SELMA, Ala. (WSFA) - A former biochemist turned self-taught artist from Birmingham is coming back to Selma to create another mural that involves volunteers in the community.
Artist Trés Taylor’s latest mural, “Coming Together,” is part of his Revolution of Joy art project. It’s held in partnership with Can’d Aid, a national nonprofit.
“The goal of Revolution of Joy is to paint 20 murals inspired by Taylor’s whimsical folk art works on tar paper,” said Diana Ralston, executive director of Can’d Aid. “Can’d Aid is focused on people powered do-goodery, and this is part of our ongoing visual arts program.”
Taylor started the community-building public art project in 2018 and, with volunteers, a large-scale mural quickly comes to life.
Selma’s newest mural will first be sketched by Taylor onto the wall of a building at the corner of Water Avenue and Franklin Street on Friday.
The mural’s central figure is Queen Selma, who everyone is coming to see and to be blessed by. She carries the Sweet magnolia flower which symbolizes Dignity. According to organizer Cara Clark, “the mural is basically a statement of the villagers coming together with flowers for the queen who will release them into the healing waters of the Alabama River.”
“I’ve been making art for 20 years, and it has been a beautiful, incredible journey of meeting people and being able to support a family with something you love doing,” Taylor explained. “Now that I look at the beginning of my last quarter, I’m seriously thinking it’s time to give back. I’ve been so blessed with these beautiful 20 years.”
The goal of Taylor’s work is to create a route of murals across the state that wind through the Black Belt. His hope is that the pieces will draw tourists to the Black Belt, which could spawn economic development.
“I think the Black Belt is a treasure,” Taylor said. “There’s so much history, and it’s culturally rich. It needs to be appreciated by more people.”
This is his second trip to Selma. Last June he created a mural called “Uplifted,” which borrowed its inspiration from Madame Butterfly of Selma, whose community pollinating gardens make the city the Swallowtail Capital of Alabama.
In addition to the Selma murals, Taylor’s work can be seen in downtown Birmingham and Greensboro with more expected in the future.
“I see this mural project as having great potential for economic possibilities. Artists could come in and create a mural trail. It’s like planting a seed,” he said.
If you’d like to volunteer to help make Selma’s latest mural bloom, you can register HERE.
Anyone who can hold a paintbrush, from toddlers to seniors, is invited to take part from Aug. 14-16.

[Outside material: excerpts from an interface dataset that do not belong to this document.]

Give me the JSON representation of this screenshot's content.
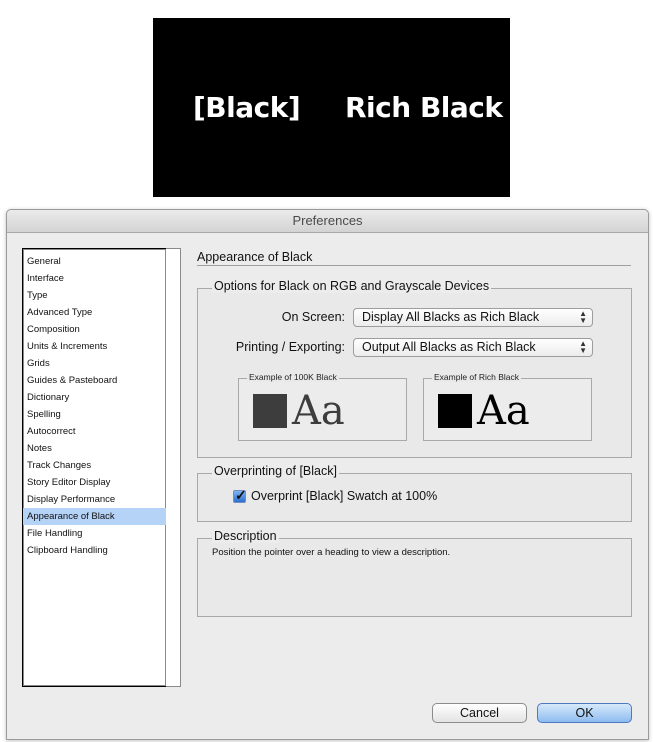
{
  "banner": {
    "left_label": "[Black]",
    "right_label": "Rich Black",
    "background": "#000000",
    "text_color": "#ffffff"
  },
  "dialog": {
    "title": "Preferences"
  },
  "sidebar": {
    "items": [
      {
        "label": "General"
      },
      {
        "label": "Interface"
      },
      {
        "label": "Type"
      },
      {
        "label": "Advanced Type"
      },
      {
        "label": "Composition"
      },
      {
        "label": "Units & Increments"
      },
      {
        "label": "Grids"
      },
      {
        "label": "Guides & Pasteboard"
      },
      {
        "label": "Dictionary"
      },
      {
        "label": "Spelling"
      },
      {
        "label": "Autocorrect"
      },
      {
        "label": "Notes"
      },
      {
        "label": "Track Changes"
      },
      {
        "label": "Story Editor Display"
      },
      {
        "label": "Display Performance"
      },
      {
        "label": "Appearance of Black"
      },
      {
        "label": "File Handling"
      },
      {
        "label": "Clipboard Handling"
      }
    ],
    "selected": "Appearance of Black",
    "selected_color": "#b5d2f7"
  },
  "main": {
    "title": "Appearance of Black",
    "options_group": {
      "title": "Options for Black on RGB and Grayscale Devices",
      "on_screen": {
        "label": "On Screen:",
        "value": "Display All Blacks as Rich Black"
      },
      "printing": {
        "label": "Printing / Exporting:",
        "value": "Output All Blacks as Rich Black"
      },
      "example_100k": {
        "title": "Example of 100K Black",
        "text": "Aa",
        "color": "#3d3d3d"
      },
      "example_rich": {
        "title": "Example of Rich Black",
        "text": "Aa",
        "color": "#000000"
      }
    },
    "overprint_group": {
      "title": "Overprinting of [Black]",
      "checkbox_label": "Overprint [Black] Swatch at 100%",
      "checked": true
    },
    "description_group": {
      "title": "Description",
      "text": "Position the pointer over a heading to view a description."
    }
  },
  "buttons": {
    "cancel": "Cancel",
    "ok": "OK"
  }
}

Joining the community in painting the mural will be members of 100 Black Men of America’s Selma Chapter, formed in 2016, along with local police, schools and other organizations.